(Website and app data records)

>>

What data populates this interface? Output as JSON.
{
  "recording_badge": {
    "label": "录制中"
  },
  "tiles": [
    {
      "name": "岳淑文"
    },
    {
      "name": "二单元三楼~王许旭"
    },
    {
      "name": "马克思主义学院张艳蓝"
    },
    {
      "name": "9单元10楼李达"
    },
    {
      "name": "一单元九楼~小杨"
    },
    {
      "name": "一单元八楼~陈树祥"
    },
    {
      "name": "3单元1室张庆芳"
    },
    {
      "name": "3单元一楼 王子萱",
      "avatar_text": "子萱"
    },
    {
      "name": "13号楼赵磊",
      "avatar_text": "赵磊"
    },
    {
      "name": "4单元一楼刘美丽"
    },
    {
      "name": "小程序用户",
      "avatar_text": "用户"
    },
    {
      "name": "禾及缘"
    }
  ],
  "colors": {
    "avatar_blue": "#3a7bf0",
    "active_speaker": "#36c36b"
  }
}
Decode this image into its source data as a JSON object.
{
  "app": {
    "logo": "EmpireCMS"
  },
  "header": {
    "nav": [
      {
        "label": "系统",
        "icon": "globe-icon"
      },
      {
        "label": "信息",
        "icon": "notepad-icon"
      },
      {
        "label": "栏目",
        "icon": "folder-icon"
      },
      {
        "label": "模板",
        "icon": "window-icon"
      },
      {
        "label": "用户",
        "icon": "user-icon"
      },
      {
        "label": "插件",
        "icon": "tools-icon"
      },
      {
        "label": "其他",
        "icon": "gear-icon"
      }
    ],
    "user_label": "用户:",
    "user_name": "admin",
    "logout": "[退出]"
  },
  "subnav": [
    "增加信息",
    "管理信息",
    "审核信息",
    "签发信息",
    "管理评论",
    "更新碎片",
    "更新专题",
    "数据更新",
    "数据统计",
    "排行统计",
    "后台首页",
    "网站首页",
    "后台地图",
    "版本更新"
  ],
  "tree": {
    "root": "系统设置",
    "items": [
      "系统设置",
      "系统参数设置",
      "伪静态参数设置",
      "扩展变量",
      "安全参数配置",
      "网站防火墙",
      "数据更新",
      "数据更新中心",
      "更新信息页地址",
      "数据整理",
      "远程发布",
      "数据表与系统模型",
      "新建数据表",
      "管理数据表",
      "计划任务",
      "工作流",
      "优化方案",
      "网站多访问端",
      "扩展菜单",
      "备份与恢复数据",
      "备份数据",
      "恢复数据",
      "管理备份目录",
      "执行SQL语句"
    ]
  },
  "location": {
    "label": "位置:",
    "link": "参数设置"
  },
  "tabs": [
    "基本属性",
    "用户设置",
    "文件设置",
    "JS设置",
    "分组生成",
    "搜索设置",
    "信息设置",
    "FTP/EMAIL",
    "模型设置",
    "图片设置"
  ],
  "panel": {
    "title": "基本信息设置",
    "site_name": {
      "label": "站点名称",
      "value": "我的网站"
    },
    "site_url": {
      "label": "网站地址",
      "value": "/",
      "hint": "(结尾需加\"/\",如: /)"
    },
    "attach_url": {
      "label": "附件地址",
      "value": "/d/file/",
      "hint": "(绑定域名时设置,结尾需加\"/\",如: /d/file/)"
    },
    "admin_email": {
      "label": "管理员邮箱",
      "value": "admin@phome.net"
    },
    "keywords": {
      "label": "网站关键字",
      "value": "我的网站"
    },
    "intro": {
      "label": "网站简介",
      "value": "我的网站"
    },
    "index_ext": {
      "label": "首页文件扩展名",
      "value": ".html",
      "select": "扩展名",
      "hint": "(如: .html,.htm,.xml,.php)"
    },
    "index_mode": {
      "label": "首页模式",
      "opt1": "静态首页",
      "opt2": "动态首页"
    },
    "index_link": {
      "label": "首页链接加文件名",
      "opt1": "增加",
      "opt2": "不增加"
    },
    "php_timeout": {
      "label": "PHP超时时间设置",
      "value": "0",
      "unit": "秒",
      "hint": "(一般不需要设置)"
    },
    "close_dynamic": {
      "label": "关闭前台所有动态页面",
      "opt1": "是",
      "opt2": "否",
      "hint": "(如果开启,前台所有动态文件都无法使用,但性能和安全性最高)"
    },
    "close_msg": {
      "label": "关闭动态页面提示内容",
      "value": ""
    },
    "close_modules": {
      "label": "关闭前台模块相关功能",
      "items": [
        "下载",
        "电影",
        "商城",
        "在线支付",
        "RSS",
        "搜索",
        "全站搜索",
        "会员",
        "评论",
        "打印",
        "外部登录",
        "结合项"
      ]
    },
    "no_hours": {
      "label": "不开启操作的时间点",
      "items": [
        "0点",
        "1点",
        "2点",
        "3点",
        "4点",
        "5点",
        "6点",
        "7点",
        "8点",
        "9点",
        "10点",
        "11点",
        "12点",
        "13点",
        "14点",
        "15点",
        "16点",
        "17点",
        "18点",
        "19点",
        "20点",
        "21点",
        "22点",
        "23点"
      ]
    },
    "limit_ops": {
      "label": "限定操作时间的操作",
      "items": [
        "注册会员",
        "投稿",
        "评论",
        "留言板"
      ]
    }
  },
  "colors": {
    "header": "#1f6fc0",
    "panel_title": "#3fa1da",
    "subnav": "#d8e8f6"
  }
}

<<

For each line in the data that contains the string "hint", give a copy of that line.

      "hint": "(结尾需加\"/\",如: /)"
      "hint": "(绑定域名时设置,结尾需加\"/\",如: /d/file/)"
      "hint": "(如: .html,.htm,.xml,.php)"
      "hint": "(一般不需要设置)"
      "hint": "(如果开启,前台所有动态文件都无法使用,但性能和安全性最高)"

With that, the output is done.